"lin-len-lon" This root is not particularly developed in Indo-European. Cf. Pokorny. In Russian [len-] is found in words for lazy [len, lenivo, len'.]. [lin] is found predominately in foreign words for linotype, or linoleum, etc. The key root for [lit'] "to pour, spill, shed. is Indo-European," cf. Pokorny, Note: I have used "spill" for Russian [lit'].
lap for Latin "lono." The word actually means "bosom" Steiner uses the German word for "bosom." I use "lap" to capture Bely's use of alliteration: [lono Luny].
Lena Bely may simply have been using the popular Russian name "Lena," frequently the short form of Yelena, i.e.. Helena. In Latin lena means "procuress, brothel keeper."
Helena. The daughter of Zeus. The word "helene" in Greek can also mean "torch."
[pena] Russian for "foam."
eventualities Russian [yavleniya].
swell Russian [volna] = wave.
lava Russian [lavina] = avalanche, but originally derived from Latin "labes" "sliding down."
a Wallachian (or Volk). The Russian reads "volokh razveettsja (il' Yolk). Russian "volox" may refer to a Rumanian. But Preobrazhensky (93) has an interesting note also describing it as related to "vlachus, generatim homo romanae originis. This might explain the use of "yolk" possibly another typographical error for the German word "Volk" = "the people." Another translation of [volokh] is "walnut," certainly fitting in with the "w-l" sound scheme, but otherwise incomprehensible. As always any and all comments or suggestions are appreciated.
minglings Russian [mena] = "barter, exchange."
imago The Latin word is is spelled with a "g" not an "h."
mingles [mena] of minglings [menenie]. Bely draws on Russian words with the root [men-] meaning "change."
uolia Latin "uolo" is "to want, to wish."
nomina Latin "nomino" is "to name."
nolo Latin "I do not want to."
malo Latin "I prefer, wish."
animalia Latin "living, live, animate" as a noun "a living creature, animal."
anima Latin "breath" also "the soul., life"
animatio Latin "a form of life."
imaginatio Latin "The action of picturing to oneself, imagining."

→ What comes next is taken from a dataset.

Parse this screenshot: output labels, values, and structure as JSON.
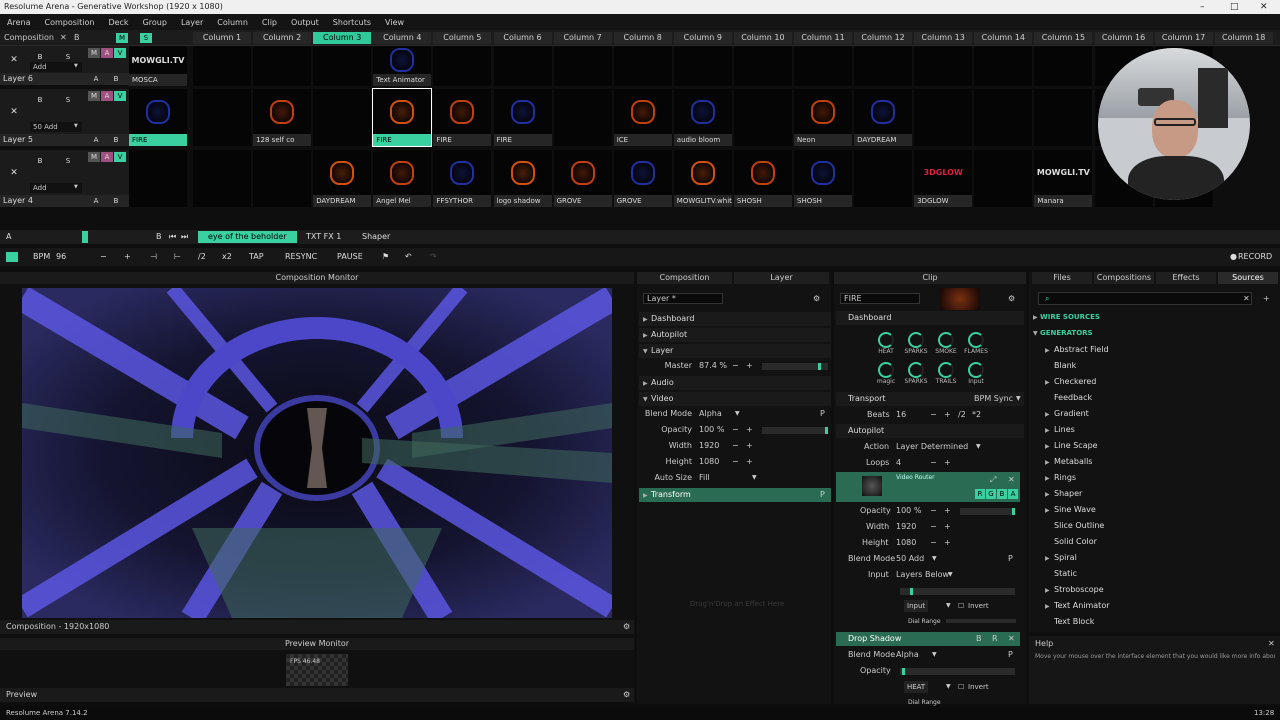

machinatio Latin "The fact or act of making machines."
Manas In Old Indian (Sanskrit?) the equivalent of "mind, thought." Steiner uses Manas to characterize "Geistleben" "the spirit self" one of the higher stages of human development. (Occult Science, 39).
min-men-man Bely alternates here between IE roots men- to think (Pokorny I, 726-727) and mei-g to change, switch (I, 713). and ma- to wave with the hand. (I, 693). Cf also Pokorny "mean. meant, mental, mens," (I, 710, 726)
meandering for Russian [minovenie] from [minovat'] "to pass by" Here again I attempt to reproduce glossolalia in English instead of a literal translation.
mingling for Russian [menenie] "barter, exchange"
mangling for Russian [manovenie] "waving the hand"
mine English, also French "expression, a look."
meinen German "think, be of the opinion."
Mann German "man."
The connection between the root men "to think" and German "Mann" or English "man" is an appealing, albeit unsubstantiated one.